Component data from apps and pages:
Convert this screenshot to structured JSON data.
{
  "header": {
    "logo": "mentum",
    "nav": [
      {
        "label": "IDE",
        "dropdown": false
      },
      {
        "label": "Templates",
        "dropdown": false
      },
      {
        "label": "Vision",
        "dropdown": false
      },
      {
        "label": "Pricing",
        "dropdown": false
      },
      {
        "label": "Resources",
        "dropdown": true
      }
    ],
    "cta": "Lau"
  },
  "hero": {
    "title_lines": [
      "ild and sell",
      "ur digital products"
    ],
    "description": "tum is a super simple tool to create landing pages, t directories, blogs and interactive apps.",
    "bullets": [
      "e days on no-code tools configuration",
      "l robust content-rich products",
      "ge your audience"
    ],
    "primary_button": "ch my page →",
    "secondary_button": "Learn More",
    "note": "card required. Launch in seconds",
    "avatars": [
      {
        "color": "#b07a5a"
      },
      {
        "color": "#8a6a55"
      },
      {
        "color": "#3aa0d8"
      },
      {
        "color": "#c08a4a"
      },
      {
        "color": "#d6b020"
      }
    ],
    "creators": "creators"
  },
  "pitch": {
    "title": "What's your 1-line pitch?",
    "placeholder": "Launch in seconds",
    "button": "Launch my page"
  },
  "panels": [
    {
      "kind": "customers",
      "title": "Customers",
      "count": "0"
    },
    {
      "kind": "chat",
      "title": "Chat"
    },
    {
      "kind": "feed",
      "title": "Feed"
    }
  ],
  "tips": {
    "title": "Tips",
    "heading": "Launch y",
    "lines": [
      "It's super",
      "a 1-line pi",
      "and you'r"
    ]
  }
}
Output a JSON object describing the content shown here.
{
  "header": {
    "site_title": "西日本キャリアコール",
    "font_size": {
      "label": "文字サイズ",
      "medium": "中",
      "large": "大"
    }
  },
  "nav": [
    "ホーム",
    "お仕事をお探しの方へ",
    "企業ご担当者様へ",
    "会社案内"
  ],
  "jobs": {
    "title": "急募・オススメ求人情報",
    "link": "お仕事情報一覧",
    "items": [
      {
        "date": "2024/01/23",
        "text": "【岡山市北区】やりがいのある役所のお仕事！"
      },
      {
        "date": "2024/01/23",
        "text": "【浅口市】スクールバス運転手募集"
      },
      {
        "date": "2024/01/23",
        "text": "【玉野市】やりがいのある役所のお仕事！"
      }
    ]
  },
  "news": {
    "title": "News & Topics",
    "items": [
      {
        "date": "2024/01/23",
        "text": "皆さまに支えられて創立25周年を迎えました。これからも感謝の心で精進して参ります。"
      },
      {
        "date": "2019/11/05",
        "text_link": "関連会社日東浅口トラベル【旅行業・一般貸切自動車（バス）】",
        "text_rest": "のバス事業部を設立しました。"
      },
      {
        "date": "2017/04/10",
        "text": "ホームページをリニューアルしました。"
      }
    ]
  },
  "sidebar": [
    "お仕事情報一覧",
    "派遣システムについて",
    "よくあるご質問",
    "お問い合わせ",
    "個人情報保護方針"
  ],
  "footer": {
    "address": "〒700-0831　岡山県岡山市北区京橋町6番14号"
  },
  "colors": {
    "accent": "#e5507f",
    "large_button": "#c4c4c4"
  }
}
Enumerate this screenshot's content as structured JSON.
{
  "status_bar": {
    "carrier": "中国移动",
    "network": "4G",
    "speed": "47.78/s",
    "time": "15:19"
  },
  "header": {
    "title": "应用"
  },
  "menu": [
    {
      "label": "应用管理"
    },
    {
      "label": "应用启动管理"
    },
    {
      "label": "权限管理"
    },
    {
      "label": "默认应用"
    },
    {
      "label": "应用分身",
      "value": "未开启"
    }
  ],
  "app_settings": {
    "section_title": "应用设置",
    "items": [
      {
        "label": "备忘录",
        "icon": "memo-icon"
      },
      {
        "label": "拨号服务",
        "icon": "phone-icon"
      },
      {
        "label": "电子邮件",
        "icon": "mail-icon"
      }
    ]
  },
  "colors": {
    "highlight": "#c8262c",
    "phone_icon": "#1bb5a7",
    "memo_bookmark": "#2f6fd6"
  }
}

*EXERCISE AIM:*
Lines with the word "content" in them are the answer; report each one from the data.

*SOLUTION BELOW:*
      "l robust content-rich products",
Output a JSON object describing the content shown here.
Enumerate this screenshot's content as structured JSON.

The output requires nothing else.